Hi everyone. How is everyone doing? So this week some restrictions are being slowly eased in Ireland. We can wander more freely in our own county and it looks like that by next month some art galleries will open. There may even be some semblance of the Irish pub in existence once more! Like a visit to an art gallery, another one of my favorite pastimes at the weekend is a visit to the theater. Sadly, it looks like it will be quite sometime before we can enjoy that particular pastime as we once knew it so this week I thought I’d share some of my favorite Irish plays. There are many of course and I have many favorites. The following are my classic must-sees from the Irish theater canon.
5 Great Irish Plays
1. The Plough and The Stars

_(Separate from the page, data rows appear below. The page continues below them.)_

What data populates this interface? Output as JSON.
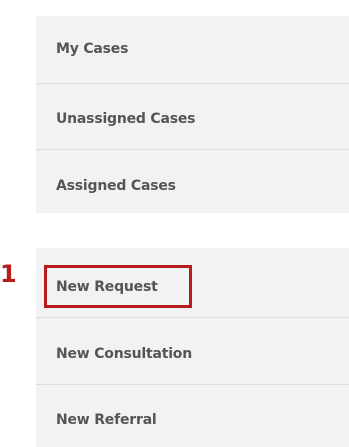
{
  "cases_menu": {
    "items": [
      {
        "label": "My Cases"
      },
      {
        "label": "Unassigned Cases"
      },
      {
        "label": "Assigned Cases"
      }
    ]
  },
  "new_menu": {
    "items": [
      {
        "label": "New Request"
      },
      {
        "label": "New Consultation"
      },
      {
        "label": "New Referral"
      }
    ]
  },
  "annotation": {
    "number": "1",
    "color": "#b71c1c"
  }
}
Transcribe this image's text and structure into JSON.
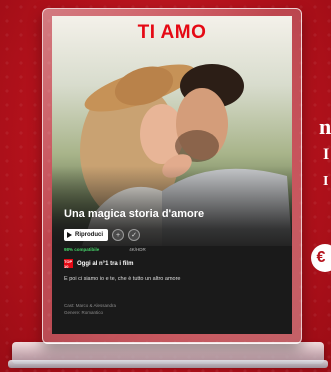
{
  "background": {
    "color": "#b5121c"
  },
  "side": {
    "letter_1": "n",
    "letter_2": "I",
    "letter_3": "I",
    "badge": "€"
  },
  "card": {
    "brand": "TI AMO",
    "brand_color": "#e50914",
    "title": "Una magica storia d'amore",
    "play_label": "Riproduci",
    "add_icon": "plus-icon",
    "like_icon": "thumbs-up-icon",
    "match": "98% compatibile",
    "quality": "4K/HDR",
    "rank_badge": "TOP 10",
    "rank": "Oggi al n°1 tra i film",
    "description": "E poi ci siamo io e te, che è tutto un altro amore",
    "cast": "Cast: Marco & Alessandra",
    "genre": "Genere: Romantico"
  }
}
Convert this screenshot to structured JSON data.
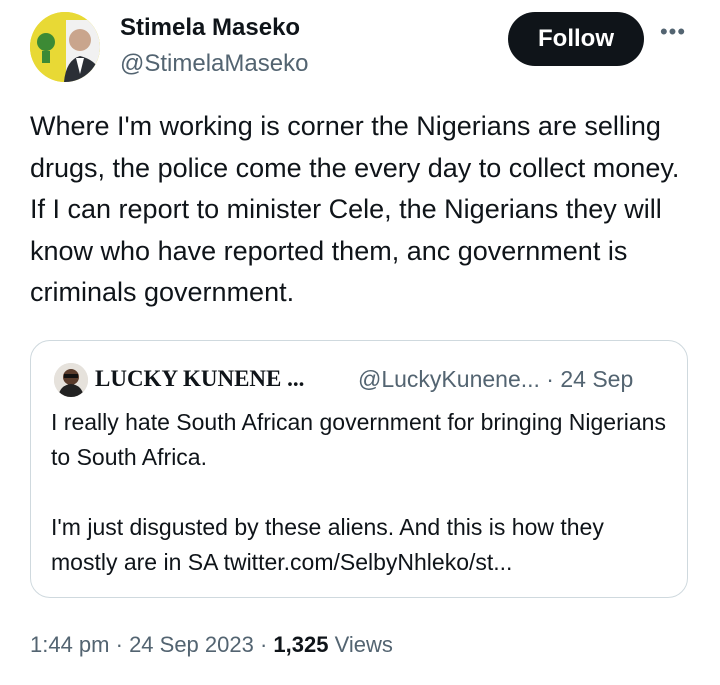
{
  "author": {
    "display_name": "Stimela Maseko",
    "handle": "@StimelaMaseko",
    "avatar_icon": "profile-photo"
  },
  "follow_label": "Follow",
  "more_icon": "more-horizontal-icon",
  "more_label": "•••",
  "tweet": {
    "text": "Where I'm working is corner the Nigerians are selling drugs, the police come the every day to collect money. If I can report to minister Cele, the Nigerians they will know who have reported them, anc government is criminals government."
  },
  "quote": {
    "display_name": "LUCKY KUNENE ...",
    "handle": "@LuckyKunene...",
    "date": "· 24 Sep",
    "text": "I really hate South African government for bringing Nigerians to South Africa.\n\nI'm just disgusted by these aliens. And this is how they mostly are in SA twitter.com/SelbyNhleko/st..."
  },
  "meta": {
    "time": "1:44 pm",
    "sep1": " · ",
    "date": "24 Sep 2023",
    "sep2": " · ",
    "views_count": "1,325",
    "views_label": " Views"
  },
  "colors": {
    "primary_text": "#0f1419",
    "secondary_text": "#536471",
    "border": "#cfd9de",
    "follow_bg": "#0f1419"
  }
}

The Plough and the Stars is the third play in Sean O Casey’s Dublin Trilogy, the other two being The Shadow of a Gunman and Juno and the Paycock. Written in 1926, it follows the lives of a group of people in an impoverished Dublin Tenement at the time of the 1916 Easter Rising. On its opening night at the Abbey Theater in February 1926, it caused riots in the audience! Some people felt the play was disrespectful to Irish patriotism and the people who had lost their lives during the Rising.
2. Dancing at Lughnasa
Brian Friel’s 1990 classic play revolves around the lives of the 5 Mundy sisters in the fictional town of Ballybeg in County Donegal. The action takes place in August 1936 at the time of the Celtic harvest festival, Lughnasa. It went on to win the Olivier award for best play and 3 Tony awards. A film version in 1998 starred the wonderful Meryl Streep as Kate Mundy.
3. The Playboy of the Western World
Another Irish classic that also caused riots at the Abbey Theater when it was first performed! No list of classic Irish plays would be complete without The Playboy of the Western World. The play was written by John Millington Synge in 1907 and tells the story of Christy Mahon who has fled his farm after apparently killing his father. At the time of its premiere, people were outraged at the depiction Irish rural life and especially at the sight of “a drift of females standing in their shifts” Over a hundred years later it remains a much performed favorite. The play is lauded for its poetic writing, much influenced by the lyricism of the Irish language.
4. Waiting for Godot
In a 1999 poll by the British National Theatre, Waiting for Godot by Samuel Beckett was voted the “most significant English language play of the 20th century”. Beckett originally wrote the play in french between 1948-49 and it premiered in Paris in 1953. The action revolves around two men, Estragon and Vladimir and follows their encounters and conversations while they wait for Godot, who never shows up. It has been described as bleak, funny and poetic and interpretations of its meaning are varied. 60 years after its first outing, it continues to cast its spell on audiences all over the world.
5. The Importance of Being Earnest
Although set in the upper class world of Victorian England in the 19th century, this classic comedy comes from one of Ireland’s most celebrated playwrights, Oscar Wilde. First performed in London in 1895, it is one of Wilde’s funniest and most popular plays. It is performed regularly to this day and had been adapted for film 3 times.
Before I go, I’d just like to share a short clip of the last performance I attended at a packed to capacity theater in Dublin. It was a tribute to the words and music of Leonard Cohen and featured the RTE Concert Orchestra. Little did I know then that it would be my last trip to the theater for quite some time so I’m holding on tight to the memory of this very special performance-enjoy!
Join me on Monday for the Virtual Tour of Ireland and a trip to my absolute favorite Irish county-Sligo!
Take care of yourselves and each other,
Slán go fóill!